The whole Batcave is held together by slim yellow columns of dubious durability, but it does have some neat pieces of blue furniture. There are consoles with faux screens for villain surveillance and a little dresser for quick costume changes, along with illustrations of computers and dinosaurs and other miscellaneous things on the back wall. This Batcave is more like a cool after-school hangout for Robin, than an edgy lair for a brooding middle-aged crimefighter, but like most real estate these days, it's worth a surprisingly large sum of money.

Corey paid $500 for it on Pawn Stars, but it's worth even more

In the "Pawn Stars" episode featuring the dollhouse, Corey and Chum make a bet over the classic toy when a man comes in to sell it: Corey buys it for a startling $500, but Chum doesn't think it's worth nearly that much. Whoever's wrong has to wear a costume. The pair then bring it to their appraiser friend, Steve Johnston of Rogue Toys, who explains that this '70s-era play set was one of the first large dollhouse-type toys marketed toward boys, and that it's got a lot of draw for toy collectors.

When discussing how much the dollhouse is worth, Johnston points out that the one thing missing from this Batman's Wayne Foundation is the string attached to the side elevator; it was meant to be used to secure the toy elevator at different levels. However, he added that most Wayne Foundation sets are missing this same piece, so it doesn't alter the value too much. In fact, their version of the dollhouse still has the clips holding the thing together, which are often broken or missing altogether. Johnston says this Batman dollhouse is probably worth a whopping $1,100.

Unfortunately for the seller, he could have gotten an extra few hundred dollars out of the set.
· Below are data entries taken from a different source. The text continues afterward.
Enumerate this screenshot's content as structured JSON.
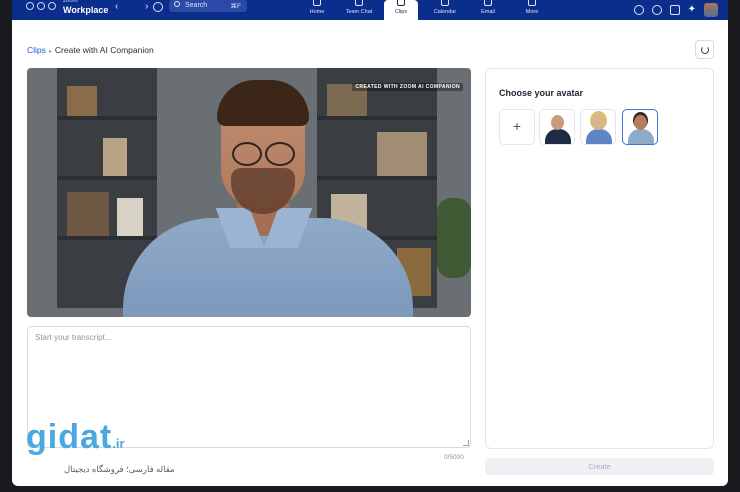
{
  "topbar": {
    "brand_small": "zoom",
    "brand_name": "Workplace",
    "nav_arrows": "‹ ›",
    "search_label": "Search",
    "search_shortcut": "⌘F",
    "tabs": [
      {
        "label": "Home"
      },
      {
        "label": "Team Chat"
      },
      {
        "label": "Clips"
      },
      {
        "label": "Calendar"
      },
      {
        "label": "Email"
      },
      {
        "label": "More"
      }
    ],
    "active_tab": "Clips",
    "accent_color": "#0b2e8c"
  },
  "breadcrumb": {
    "parent": "Clips",
    "separator": "▸",
    "current": "Create with AI Companion"
  },
  "video": {
    "watermark": "CREATED WITH ZOOM AI COMPANION"
  },
  "transcript": {
    "placeholder": "Start your transcript...",
    "value": "",
    "counter": "0/5000"
  },
  "avatar_panel": {
    "title": "Choose your avatar",
    "add_symbol": "+",
    "avatars": [
      {
        "label": "avatar-1"
      },
      {
        "label": "avatar-2"
      },
      {
        "label": "avatar-3"
      }
    ],
    "selected_index": 2,
    "selected_color": "#4a6fd9"
  },
  "create_button": {
    "label": "Create"
  },
  "site_logo": {
    "main": "gidat",
    "tld": ".ir",
    "subtitle": "مقاله فارسی؛ فروشگاه دیجیتال"
  }
}
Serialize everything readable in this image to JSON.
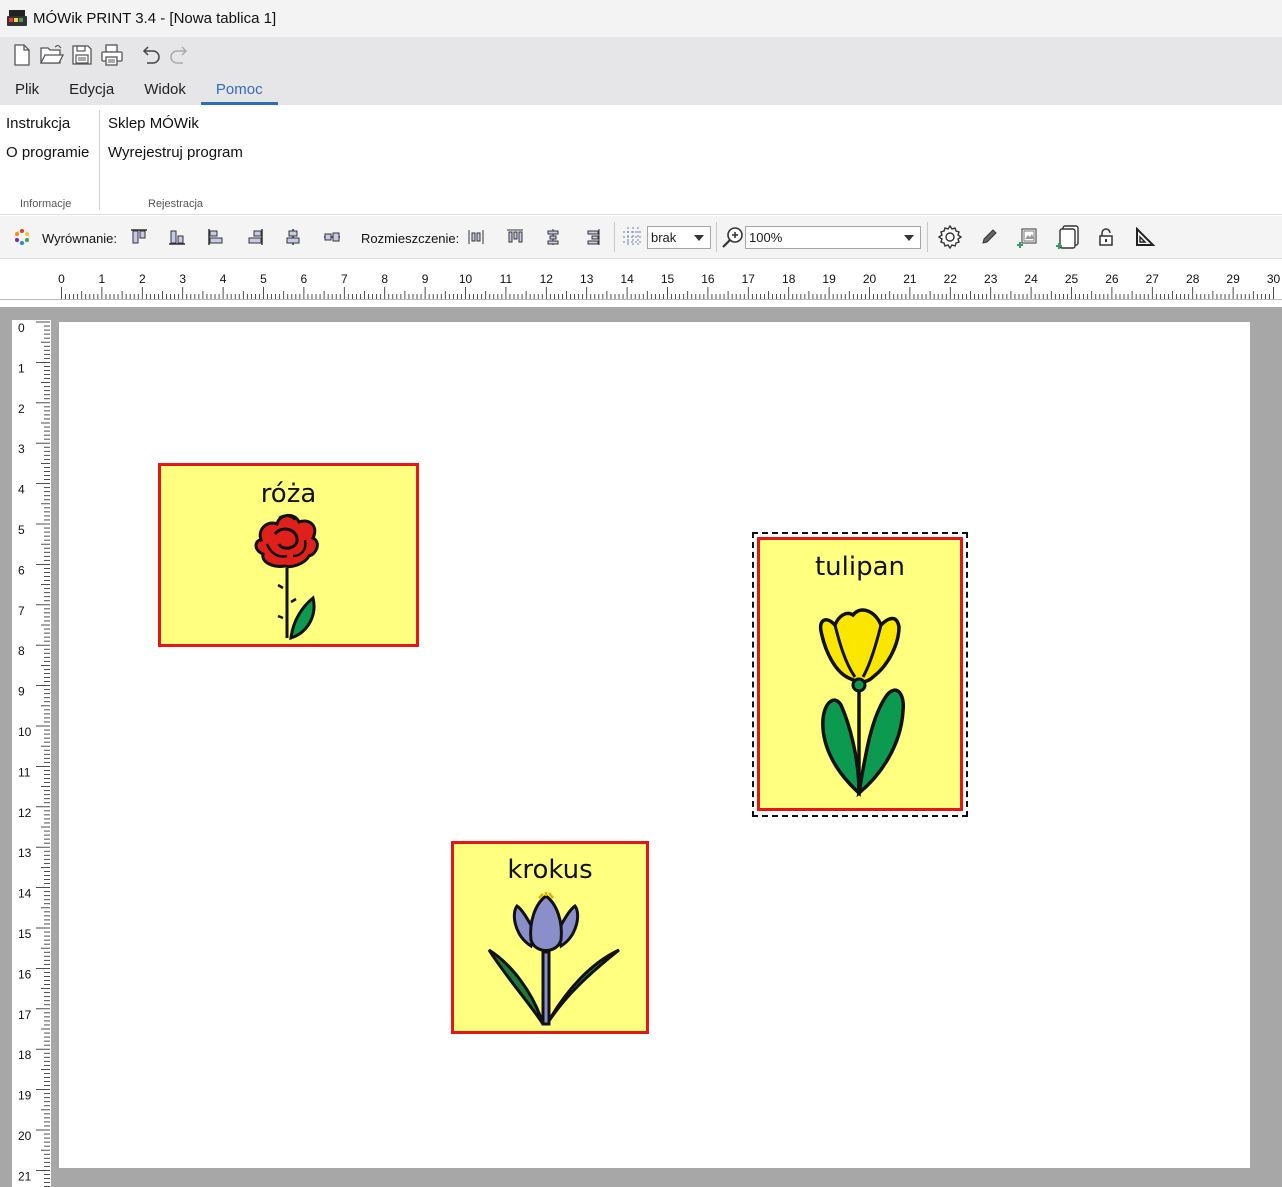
{
  "window": {
    "title": "MÓWik PRINT 3.4 - [Nowa tablica 1]"
  },
  "quick_access": [
    "new-file-icon",
    "open-folder-icon",
    "save-icon",
    "print-icon",
    "undo-icon",
    "redo-icon"
  ],
  "tabs": [
    {
      "label": "Plik"
    },
    {
      "label": "Edycja"
    },
    {
      "label": "Widok"
    },
    {
      "label": "Pomoc",
      "active": true
    }
  ],
  "ribbon": {
    "groups": [
      {
        "caption": "Informacje",
        "buttons": [
          "Instrukcja",
          "O programie"
        ]
      },
      {
        "caption": "Rejestracja",
        "buttons": [
          "Sklep MÓWik",
          "Wyrejestruj program"
        ]
      }
    ]
  },
  "toolbar": {
    "align_label": "Wyrównanie:",
    "distribute_label": "Rozmieszczenie:",
    "grid_value": "brak",
    "zoom_value": "100%"
  },
  "ruler": {
    "h_ticks": [
      "0",
      "1",
      "2",
      "3",
      "4",
      "5",
      "6",
      "7",
      "8",
      "9",
      "10",
      "11",
      "12",
      "13",
      "14",
      "15",
      "16",
      "17",
      "18",
      "19",
      "20",
      "21",
      "22",
      "23",
      "24",
      "25",
      "26",
      "27",
      "28",
      "29",
      "30"
    ],
    "v_ticks": [
      "0",
      "1",
      "2",
      "3",
      "4",
      "5",
      "6",
      "7",
      "8",
      "9",
      "10",
      "11",
      "12",
      "13",
      "14",
      "15",
      "16",
      "17",
      "18",
      "19",
      "20",
      "21"
    ]
  },
  "cards": [
    {
      "label": "róża",
      "symbol": "rose-symbol",
      "selected": false
    },
    {
      "label": "tulipan",
      "symbol": "tulip-symbol",
      "selected": true
    },
    {
      "label": "krokus",
      "symbol": "crocus-symbol",
      "selected": false
    }
  ],
  "colors": {
    "accent": "#2f6db5",
    "card_fill": "#ffff80",
    "card_border": "#e81515",
    "canvas_bg": "#a7a7a7"
  }
}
Fortunately for the rest of us, Chum loses the bet and has to don a Batman costume to greet every customer coming into their shop. Never underestimate Batman.